One of the more popular diets in recent years has been the Paleo diet. I spoke with Mathieu Lalonde to clarify what the diet entails and who might benefit from following it. Lalonde holds a PhD in organic chemistry from Harvard University and has been constructively criticizing the Paleo diet for some time.
What is the Paleo diet?
“Simply put, eating Paleo means following a diet where grains, legumes, and dairy are not consumed. The Paleo diet seeks to emulate the way our Paleolithic ancestors ate using modern foods, such as meats, seafood, fruits, vegetables, roots, tubers, nuts and seeds.”
So this diet focuses primarily on consuming meat…?
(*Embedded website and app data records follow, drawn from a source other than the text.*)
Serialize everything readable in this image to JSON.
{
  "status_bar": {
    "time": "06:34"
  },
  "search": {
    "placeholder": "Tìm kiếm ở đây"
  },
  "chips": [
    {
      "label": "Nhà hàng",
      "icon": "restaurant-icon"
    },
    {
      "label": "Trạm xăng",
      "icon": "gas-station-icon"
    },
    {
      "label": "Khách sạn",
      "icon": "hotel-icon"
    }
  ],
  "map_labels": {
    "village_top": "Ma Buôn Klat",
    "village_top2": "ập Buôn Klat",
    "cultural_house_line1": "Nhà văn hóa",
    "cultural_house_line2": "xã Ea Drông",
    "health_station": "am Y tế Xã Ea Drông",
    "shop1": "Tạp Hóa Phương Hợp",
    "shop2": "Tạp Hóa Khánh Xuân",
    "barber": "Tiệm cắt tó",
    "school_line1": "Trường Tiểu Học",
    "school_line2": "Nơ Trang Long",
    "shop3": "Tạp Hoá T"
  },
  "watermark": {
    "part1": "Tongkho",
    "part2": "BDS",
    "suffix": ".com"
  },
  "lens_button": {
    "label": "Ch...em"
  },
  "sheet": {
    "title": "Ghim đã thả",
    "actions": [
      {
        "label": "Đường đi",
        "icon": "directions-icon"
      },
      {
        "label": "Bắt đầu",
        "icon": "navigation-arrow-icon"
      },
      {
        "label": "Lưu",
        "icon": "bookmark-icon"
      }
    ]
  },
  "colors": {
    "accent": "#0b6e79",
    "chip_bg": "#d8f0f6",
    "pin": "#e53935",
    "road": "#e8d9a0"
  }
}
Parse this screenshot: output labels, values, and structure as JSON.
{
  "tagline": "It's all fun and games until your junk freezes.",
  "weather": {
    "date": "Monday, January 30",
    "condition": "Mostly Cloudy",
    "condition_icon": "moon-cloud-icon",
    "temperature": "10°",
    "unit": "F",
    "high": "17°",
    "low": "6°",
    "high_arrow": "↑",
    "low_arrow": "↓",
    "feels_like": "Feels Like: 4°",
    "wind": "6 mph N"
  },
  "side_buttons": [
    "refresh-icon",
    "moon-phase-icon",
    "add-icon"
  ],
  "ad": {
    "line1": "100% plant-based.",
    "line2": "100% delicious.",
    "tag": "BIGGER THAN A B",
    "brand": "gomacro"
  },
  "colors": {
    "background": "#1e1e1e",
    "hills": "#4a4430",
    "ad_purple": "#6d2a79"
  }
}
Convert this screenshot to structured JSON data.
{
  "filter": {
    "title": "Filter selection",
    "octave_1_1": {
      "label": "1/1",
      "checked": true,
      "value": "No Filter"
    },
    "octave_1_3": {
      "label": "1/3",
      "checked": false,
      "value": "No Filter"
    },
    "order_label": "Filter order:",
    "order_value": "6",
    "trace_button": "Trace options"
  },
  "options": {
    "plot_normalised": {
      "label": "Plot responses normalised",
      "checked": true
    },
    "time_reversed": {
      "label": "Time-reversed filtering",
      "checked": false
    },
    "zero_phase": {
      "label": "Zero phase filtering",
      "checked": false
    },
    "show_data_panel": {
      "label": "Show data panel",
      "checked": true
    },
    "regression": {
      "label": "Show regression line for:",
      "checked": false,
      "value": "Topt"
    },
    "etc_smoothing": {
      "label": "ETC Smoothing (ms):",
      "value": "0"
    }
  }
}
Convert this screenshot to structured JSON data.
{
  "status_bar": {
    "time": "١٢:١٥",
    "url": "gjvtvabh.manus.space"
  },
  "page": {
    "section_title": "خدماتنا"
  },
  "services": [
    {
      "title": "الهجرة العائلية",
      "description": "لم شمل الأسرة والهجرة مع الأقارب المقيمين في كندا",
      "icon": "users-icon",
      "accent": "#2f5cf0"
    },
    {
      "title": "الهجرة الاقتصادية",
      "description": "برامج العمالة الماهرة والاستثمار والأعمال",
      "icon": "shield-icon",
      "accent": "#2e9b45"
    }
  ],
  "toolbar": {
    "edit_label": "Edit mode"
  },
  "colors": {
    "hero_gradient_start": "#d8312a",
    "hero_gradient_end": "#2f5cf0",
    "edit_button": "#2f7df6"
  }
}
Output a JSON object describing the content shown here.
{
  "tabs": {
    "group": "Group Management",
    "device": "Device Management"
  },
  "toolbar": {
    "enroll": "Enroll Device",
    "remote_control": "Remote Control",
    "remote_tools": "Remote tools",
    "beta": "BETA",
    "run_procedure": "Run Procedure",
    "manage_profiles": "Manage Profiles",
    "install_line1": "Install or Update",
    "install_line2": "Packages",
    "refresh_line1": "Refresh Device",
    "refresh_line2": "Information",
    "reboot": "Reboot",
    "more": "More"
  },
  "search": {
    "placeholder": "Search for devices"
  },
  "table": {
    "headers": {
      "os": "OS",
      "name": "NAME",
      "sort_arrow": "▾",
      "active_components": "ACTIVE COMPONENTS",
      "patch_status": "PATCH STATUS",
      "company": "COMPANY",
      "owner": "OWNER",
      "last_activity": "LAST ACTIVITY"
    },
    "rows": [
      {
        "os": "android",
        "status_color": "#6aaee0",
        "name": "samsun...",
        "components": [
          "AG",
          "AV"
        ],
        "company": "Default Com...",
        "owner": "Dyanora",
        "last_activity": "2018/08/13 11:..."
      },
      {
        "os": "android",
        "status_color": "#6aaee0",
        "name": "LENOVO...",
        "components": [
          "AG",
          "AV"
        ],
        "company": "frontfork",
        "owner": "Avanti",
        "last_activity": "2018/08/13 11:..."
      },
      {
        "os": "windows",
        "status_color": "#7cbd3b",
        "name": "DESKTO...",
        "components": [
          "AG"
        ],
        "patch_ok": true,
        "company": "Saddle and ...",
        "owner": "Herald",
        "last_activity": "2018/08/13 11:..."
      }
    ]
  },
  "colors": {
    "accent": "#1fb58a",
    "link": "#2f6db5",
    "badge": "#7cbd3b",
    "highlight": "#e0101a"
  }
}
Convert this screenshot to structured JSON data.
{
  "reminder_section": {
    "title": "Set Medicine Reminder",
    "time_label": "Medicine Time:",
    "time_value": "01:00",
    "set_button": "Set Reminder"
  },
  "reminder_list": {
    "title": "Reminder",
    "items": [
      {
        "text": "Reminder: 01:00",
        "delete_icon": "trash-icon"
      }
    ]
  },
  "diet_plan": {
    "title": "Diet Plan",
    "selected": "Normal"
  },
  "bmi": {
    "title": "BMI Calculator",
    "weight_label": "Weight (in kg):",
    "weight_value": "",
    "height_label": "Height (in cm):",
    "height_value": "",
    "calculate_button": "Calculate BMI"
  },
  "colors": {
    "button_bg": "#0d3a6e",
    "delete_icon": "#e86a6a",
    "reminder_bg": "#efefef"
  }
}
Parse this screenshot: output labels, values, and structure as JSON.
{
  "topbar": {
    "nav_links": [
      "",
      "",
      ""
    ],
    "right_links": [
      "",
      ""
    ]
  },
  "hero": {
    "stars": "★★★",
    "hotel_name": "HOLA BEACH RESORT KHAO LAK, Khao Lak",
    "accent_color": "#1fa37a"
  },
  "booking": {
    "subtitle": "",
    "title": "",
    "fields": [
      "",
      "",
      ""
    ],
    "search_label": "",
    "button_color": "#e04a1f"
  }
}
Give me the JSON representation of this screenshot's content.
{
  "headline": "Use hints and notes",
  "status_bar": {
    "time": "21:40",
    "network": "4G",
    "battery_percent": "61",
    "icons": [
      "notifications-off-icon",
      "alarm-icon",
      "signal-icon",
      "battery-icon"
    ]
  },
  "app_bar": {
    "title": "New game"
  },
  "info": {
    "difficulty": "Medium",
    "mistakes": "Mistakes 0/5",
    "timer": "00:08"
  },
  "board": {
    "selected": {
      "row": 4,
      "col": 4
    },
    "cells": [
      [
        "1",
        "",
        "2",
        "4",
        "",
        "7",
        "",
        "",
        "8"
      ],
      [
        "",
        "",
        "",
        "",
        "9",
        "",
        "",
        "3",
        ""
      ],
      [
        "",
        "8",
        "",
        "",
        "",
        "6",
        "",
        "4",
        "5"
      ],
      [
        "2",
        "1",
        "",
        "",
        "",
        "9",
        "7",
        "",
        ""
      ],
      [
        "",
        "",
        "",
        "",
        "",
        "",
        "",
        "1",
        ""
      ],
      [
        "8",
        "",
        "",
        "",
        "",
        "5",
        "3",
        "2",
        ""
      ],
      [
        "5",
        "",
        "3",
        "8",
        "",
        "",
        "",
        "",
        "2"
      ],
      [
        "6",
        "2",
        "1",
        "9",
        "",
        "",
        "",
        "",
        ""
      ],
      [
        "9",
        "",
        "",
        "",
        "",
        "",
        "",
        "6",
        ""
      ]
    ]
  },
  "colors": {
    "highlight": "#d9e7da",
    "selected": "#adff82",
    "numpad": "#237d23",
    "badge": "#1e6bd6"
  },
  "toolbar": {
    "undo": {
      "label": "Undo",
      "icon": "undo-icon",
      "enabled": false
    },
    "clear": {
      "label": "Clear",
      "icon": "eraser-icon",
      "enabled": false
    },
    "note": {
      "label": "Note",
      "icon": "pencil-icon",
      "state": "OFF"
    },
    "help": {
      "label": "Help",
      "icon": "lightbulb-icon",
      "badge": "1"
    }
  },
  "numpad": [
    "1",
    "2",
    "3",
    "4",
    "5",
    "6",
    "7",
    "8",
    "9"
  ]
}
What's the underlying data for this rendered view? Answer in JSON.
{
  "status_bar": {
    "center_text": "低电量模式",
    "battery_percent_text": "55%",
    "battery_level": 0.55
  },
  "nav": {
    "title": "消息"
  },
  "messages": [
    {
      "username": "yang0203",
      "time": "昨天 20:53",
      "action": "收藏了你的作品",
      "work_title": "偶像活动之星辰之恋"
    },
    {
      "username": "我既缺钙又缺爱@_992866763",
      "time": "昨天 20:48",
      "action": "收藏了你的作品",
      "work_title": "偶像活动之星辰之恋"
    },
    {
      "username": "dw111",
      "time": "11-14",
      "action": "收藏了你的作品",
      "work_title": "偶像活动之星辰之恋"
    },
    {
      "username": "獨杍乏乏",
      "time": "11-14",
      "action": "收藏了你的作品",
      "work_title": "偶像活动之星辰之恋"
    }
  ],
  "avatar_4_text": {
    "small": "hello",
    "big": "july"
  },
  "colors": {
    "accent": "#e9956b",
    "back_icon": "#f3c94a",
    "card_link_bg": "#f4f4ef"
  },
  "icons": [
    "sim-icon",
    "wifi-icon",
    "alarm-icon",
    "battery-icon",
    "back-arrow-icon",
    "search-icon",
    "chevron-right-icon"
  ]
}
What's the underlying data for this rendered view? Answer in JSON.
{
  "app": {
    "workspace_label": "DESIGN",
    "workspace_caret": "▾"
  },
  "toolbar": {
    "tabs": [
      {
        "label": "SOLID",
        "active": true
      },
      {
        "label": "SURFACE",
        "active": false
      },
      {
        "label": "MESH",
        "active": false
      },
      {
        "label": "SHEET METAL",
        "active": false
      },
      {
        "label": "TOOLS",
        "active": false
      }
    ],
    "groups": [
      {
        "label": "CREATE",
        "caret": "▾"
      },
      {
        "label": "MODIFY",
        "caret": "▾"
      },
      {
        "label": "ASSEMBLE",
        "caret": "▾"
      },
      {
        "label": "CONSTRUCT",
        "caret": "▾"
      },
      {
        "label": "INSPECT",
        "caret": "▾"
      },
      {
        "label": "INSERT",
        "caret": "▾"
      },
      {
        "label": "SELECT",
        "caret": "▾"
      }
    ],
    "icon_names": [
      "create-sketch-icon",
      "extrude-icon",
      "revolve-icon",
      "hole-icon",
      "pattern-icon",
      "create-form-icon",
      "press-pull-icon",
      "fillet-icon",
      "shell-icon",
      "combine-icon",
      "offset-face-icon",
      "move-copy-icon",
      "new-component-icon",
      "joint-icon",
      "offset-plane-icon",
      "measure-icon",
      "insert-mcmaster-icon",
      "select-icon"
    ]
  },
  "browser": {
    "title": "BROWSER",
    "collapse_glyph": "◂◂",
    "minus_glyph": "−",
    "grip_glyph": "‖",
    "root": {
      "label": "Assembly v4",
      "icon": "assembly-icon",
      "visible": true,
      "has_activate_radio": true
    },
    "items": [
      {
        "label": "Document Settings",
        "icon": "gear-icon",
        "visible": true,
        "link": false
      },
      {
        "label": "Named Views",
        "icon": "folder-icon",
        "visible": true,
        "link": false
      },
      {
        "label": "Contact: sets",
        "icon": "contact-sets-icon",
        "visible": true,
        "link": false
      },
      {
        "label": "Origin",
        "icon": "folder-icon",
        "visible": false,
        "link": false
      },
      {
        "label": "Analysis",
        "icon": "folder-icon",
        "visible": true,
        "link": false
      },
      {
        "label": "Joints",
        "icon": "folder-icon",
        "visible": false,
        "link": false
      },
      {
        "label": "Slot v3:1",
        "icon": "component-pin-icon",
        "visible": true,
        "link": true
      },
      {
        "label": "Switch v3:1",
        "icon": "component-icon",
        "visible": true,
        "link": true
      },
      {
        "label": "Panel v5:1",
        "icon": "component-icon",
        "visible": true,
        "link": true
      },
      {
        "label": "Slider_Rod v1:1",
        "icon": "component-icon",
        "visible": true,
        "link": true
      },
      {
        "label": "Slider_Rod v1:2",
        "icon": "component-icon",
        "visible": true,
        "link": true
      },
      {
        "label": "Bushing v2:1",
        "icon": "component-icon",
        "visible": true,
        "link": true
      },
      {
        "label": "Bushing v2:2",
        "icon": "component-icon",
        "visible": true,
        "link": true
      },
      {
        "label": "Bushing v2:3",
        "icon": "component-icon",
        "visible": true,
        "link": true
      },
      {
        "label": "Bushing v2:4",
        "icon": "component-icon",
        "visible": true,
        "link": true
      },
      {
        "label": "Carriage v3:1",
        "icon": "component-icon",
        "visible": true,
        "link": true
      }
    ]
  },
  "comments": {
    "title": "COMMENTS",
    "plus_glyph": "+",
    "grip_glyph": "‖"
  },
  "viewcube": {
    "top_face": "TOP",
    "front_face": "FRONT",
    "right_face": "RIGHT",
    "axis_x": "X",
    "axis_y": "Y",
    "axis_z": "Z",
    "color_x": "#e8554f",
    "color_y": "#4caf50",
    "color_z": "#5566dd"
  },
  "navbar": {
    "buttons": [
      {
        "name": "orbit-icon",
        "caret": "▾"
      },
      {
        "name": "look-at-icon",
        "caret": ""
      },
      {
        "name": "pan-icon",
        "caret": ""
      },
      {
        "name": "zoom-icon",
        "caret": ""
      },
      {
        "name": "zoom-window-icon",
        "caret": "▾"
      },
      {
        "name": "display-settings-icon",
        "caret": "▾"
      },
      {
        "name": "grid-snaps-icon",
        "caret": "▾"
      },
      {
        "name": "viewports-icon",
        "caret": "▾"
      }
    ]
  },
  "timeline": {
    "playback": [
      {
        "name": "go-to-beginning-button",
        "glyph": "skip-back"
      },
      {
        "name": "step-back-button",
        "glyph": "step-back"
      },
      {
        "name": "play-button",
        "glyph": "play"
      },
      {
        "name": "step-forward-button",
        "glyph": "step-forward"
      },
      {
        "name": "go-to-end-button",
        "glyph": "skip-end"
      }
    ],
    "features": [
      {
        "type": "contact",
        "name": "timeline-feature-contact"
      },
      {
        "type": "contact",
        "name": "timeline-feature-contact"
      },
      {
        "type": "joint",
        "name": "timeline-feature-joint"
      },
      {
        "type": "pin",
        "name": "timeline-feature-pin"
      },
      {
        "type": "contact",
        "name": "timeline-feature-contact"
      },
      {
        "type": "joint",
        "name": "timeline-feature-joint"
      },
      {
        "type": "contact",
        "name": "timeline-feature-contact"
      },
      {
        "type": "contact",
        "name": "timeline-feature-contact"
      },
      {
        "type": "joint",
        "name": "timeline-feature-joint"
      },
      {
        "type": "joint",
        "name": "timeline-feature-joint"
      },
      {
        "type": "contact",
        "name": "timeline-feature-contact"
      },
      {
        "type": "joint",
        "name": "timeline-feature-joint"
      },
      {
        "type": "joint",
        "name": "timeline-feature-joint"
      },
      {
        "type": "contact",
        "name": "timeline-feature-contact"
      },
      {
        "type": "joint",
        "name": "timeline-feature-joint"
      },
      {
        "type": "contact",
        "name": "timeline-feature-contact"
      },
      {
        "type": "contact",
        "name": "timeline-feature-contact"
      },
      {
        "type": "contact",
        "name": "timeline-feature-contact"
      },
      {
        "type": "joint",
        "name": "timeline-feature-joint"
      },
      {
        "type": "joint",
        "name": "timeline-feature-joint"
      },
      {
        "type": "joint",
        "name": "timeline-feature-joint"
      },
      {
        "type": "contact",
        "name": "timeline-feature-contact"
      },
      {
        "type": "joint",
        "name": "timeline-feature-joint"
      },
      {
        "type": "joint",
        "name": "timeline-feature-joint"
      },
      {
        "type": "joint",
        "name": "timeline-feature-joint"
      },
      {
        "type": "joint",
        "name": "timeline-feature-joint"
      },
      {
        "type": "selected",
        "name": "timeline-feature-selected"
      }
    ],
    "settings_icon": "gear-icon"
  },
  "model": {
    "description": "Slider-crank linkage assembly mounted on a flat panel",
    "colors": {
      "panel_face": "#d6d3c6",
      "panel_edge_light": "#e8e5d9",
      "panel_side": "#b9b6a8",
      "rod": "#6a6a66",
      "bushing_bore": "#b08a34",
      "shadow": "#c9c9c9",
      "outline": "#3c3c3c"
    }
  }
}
“There are quite a few misconceptions surrounding the diet and many have been borne out of attempts to discredit or marginalize the lifestyle. The diet is often criticized for its heavy focus on animal products. Although meat is allowed and often mentioned first, there is no focus on meat in the diet per se. In fact, vegetarians can follow the lifestyle as long as their diets are grain-, legume- and dairy-free. Along the same lines, the Paleo diet is often vilified because it allows for heavy consumption of red meat. However, red meat does not need to be consumed. Someone could easily pull off a Paleo diet with white meat and seafood, while excluding all red meat.”
Is it a low-carb diet?
“The Paleo diet is often considered to be a low-carb regimen. I don’t know where this comes from. There is no macronutrient ration that comes with the paleo prescription, only a list of allowed foods. Both high- and low-carb diets are feasible with these foods. High-carb would focus on tubers (such as potatoes) and fruit while low-carb would focus on meat, seafood, and fatty fruits like avocado, coconut, and olives.”
So why do you think the Paleo diet works?
“I offer four reasons. First, the Paleo diet limits junk food. Let’s face it, there simply aren’t a lot of highly palatable and rewarding refined foods that can be consumed when grains, legumes, and dairy aren’t on the menu. Cakes, doughnuts, ice cream…gone!
Our ancestors sought sugar, salt and fat because it offered a survival advantage in an environment where food was scarce. They would eat a lot of sugar, salt or fat contained in food when it was available in order to put on a few pounds that would help them survive when food was not available in large quantities. Unfortunately, modern humans still seek out sugar, salt and fat, even though food is readily available all year round. Junk food companies take full advantage of this behavior by designing foods that contain the perfect combination of sugar, salt and fat, which makes the foods irresistible and addictive. People tend to overeat junk food as a result and gain weight. I recommend reading the book “Sugar, Salt, Fat” as well as the blog “Whole Health Source” for more information on the addictive nature of highly palatable/rewarding foods.